- BRIEF
Every line that includes the word "placeholder" needs to be copied from the listing.

- RECORDS SUPPLIED

_____

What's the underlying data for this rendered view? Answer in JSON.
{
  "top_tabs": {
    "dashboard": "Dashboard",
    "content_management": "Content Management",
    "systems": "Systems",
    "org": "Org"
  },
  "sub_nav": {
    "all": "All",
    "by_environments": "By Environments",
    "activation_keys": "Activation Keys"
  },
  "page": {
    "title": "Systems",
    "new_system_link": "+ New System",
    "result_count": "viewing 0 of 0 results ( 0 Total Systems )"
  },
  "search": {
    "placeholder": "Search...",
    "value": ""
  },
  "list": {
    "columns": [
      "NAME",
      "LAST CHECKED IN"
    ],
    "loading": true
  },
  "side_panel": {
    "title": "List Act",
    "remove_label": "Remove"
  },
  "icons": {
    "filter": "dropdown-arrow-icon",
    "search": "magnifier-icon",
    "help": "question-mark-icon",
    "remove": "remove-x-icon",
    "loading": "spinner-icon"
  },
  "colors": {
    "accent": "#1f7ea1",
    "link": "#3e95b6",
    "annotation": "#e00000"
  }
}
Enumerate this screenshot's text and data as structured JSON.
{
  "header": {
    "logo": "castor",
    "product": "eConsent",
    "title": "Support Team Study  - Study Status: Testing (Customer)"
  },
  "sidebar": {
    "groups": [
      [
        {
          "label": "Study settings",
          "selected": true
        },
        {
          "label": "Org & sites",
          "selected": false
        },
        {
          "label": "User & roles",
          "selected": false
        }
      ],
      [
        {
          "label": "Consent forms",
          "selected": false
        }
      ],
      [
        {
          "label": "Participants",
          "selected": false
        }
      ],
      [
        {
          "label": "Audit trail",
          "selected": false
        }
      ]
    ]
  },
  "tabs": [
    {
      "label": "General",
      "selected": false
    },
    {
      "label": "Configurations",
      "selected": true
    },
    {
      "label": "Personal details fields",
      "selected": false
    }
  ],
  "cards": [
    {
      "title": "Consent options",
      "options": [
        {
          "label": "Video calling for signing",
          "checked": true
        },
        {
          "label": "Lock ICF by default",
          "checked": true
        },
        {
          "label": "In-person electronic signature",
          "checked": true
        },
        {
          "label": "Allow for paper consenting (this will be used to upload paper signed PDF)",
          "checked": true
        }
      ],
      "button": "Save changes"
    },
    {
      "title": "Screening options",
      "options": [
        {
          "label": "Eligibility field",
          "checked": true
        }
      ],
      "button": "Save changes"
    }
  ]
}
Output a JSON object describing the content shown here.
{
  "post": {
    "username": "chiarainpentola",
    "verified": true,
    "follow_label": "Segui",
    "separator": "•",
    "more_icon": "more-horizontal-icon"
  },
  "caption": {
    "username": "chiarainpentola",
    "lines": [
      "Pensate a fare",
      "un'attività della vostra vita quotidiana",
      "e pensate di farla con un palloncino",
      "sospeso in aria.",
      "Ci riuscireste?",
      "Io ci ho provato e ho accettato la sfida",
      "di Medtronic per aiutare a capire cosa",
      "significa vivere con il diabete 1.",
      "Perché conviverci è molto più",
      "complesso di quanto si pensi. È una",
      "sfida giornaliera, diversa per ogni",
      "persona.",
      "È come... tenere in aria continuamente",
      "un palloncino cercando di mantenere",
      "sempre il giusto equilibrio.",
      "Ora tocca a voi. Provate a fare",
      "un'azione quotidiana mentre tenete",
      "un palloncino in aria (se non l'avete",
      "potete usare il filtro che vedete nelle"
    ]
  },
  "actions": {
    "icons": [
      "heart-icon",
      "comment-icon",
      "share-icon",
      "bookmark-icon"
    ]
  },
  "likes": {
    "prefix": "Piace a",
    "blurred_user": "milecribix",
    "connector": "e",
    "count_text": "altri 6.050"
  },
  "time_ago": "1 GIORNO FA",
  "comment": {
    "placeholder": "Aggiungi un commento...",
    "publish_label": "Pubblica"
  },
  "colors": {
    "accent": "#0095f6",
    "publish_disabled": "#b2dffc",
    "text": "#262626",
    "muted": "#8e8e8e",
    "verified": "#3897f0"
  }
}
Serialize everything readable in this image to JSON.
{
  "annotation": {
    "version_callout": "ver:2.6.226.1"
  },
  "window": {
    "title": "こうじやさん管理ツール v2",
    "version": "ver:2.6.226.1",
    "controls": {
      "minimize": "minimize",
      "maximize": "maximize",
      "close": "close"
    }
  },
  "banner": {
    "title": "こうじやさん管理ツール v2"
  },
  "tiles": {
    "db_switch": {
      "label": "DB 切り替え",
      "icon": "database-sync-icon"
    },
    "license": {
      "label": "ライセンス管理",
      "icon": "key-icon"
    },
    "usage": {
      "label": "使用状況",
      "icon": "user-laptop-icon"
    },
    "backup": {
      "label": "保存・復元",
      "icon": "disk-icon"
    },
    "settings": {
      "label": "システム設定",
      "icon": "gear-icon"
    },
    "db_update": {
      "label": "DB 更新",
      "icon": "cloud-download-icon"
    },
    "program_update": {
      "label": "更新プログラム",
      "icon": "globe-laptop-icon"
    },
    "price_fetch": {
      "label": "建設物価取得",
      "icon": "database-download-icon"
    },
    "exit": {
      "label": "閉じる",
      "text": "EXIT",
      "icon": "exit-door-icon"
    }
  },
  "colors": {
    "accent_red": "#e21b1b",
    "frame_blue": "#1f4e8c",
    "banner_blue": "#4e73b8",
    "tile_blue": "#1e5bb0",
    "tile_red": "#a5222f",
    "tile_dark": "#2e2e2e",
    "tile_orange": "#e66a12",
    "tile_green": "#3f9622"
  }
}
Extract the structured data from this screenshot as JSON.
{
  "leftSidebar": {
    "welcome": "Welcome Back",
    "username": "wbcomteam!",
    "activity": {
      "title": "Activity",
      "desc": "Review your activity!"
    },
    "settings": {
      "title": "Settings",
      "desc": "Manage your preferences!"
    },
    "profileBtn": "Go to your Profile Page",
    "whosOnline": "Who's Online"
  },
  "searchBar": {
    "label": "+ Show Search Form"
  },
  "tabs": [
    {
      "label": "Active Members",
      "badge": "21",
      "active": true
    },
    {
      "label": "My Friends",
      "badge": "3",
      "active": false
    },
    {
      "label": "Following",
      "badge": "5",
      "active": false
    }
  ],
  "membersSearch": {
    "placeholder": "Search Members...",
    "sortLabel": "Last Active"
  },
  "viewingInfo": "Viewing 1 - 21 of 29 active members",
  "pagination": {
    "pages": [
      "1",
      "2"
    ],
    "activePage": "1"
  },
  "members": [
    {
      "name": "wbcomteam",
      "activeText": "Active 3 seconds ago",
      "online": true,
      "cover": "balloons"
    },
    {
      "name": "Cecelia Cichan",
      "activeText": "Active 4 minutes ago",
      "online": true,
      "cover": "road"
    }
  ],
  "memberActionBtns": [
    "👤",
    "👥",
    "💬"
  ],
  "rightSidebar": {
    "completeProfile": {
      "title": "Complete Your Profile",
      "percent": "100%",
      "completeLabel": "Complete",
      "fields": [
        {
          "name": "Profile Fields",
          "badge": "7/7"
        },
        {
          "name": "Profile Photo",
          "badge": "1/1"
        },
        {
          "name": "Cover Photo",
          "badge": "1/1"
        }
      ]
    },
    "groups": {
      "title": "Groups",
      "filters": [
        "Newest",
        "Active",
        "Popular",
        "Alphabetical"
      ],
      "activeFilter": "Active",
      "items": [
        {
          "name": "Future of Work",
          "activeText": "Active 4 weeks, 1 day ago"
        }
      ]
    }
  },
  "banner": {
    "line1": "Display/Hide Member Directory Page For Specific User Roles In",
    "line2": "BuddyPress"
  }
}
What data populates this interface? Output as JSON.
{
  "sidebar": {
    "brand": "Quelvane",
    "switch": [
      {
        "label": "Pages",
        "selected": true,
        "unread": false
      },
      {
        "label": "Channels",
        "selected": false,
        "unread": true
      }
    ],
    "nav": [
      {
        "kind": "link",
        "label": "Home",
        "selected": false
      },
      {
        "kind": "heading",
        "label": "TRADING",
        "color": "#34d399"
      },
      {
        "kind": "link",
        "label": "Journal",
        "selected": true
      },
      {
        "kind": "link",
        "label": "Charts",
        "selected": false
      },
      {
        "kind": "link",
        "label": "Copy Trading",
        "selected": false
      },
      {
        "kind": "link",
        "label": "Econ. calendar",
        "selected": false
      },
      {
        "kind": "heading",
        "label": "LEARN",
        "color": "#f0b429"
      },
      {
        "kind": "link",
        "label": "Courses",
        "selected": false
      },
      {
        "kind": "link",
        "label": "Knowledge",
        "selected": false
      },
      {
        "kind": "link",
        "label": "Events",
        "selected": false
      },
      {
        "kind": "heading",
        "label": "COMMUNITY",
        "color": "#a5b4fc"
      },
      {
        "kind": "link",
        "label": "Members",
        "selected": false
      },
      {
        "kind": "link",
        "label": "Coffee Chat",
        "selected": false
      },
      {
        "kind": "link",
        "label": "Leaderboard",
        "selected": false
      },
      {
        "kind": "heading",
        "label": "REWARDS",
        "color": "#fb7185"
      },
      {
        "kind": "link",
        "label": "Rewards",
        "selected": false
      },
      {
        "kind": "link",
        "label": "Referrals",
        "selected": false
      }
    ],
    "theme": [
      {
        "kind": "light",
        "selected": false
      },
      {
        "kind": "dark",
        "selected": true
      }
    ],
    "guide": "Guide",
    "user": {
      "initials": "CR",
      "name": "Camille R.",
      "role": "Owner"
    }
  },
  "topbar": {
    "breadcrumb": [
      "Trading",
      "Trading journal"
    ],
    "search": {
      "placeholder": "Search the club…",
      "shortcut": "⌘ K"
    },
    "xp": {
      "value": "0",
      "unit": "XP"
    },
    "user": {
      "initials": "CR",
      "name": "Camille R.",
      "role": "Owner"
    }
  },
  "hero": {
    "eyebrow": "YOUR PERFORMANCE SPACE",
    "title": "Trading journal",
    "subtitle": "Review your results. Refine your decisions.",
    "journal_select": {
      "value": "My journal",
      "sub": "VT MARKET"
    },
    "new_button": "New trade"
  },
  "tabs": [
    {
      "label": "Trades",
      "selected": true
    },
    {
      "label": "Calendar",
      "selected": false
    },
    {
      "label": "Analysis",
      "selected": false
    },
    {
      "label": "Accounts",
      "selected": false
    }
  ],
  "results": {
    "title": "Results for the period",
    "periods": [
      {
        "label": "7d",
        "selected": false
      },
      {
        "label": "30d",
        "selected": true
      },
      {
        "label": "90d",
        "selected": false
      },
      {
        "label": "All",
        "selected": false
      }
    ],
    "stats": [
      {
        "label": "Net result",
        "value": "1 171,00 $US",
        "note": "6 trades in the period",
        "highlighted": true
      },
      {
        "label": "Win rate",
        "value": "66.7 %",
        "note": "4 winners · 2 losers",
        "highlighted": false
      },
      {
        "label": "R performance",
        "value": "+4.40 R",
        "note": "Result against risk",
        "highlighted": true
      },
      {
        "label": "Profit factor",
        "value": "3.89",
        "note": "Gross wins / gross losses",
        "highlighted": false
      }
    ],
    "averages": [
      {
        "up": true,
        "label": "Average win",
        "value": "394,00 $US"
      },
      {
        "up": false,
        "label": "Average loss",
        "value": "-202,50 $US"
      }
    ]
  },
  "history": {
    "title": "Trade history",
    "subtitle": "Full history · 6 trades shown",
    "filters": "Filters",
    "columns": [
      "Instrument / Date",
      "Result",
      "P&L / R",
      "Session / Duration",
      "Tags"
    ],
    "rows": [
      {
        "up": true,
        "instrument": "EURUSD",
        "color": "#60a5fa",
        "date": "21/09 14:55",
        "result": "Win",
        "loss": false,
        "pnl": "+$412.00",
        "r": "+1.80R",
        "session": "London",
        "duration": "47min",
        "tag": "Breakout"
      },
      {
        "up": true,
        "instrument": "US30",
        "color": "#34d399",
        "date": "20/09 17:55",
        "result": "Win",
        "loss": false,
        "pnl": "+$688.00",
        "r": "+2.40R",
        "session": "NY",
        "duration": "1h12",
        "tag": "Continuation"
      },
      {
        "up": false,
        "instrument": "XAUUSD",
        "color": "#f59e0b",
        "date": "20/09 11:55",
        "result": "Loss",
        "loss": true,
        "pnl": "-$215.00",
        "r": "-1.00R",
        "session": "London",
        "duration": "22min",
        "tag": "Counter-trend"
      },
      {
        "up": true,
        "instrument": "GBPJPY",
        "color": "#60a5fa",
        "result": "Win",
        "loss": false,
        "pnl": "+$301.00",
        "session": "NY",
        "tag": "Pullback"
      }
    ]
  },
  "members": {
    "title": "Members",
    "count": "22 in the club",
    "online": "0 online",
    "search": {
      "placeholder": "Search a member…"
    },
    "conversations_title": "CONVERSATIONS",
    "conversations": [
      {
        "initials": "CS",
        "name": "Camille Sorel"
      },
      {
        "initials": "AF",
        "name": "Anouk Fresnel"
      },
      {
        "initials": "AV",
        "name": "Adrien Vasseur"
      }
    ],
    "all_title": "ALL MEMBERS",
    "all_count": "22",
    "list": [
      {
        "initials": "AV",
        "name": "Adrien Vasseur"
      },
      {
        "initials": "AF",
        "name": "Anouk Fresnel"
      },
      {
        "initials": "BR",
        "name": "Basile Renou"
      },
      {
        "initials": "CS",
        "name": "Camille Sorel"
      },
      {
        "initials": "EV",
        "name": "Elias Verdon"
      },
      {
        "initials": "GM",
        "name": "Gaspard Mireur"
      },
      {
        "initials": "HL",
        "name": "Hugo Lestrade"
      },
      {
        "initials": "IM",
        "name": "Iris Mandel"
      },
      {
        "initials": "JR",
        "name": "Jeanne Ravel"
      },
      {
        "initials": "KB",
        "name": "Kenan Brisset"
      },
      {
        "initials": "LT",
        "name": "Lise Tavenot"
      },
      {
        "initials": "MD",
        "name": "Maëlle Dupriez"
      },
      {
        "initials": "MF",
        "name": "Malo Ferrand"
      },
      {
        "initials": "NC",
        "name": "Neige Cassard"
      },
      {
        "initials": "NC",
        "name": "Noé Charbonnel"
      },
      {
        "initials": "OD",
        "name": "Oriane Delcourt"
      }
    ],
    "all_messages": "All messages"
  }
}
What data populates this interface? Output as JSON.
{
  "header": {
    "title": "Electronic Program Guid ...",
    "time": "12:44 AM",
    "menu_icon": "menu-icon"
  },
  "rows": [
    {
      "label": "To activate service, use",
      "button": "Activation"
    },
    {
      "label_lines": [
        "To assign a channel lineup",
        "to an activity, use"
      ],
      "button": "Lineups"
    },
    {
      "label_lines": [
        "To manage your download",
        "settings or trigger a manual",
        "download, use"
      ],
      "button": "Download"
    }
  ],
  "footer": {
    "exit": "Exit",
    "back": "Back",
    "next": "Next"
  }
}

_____

- EXERCISE OUTPUT
    "placeholder": "Search...",
    "placeholder": "Aggiungi un commento...",
    "placeholder": "Search Members...",
      "placeholder": "Search the club…",
      "placeholder": "Search a member…"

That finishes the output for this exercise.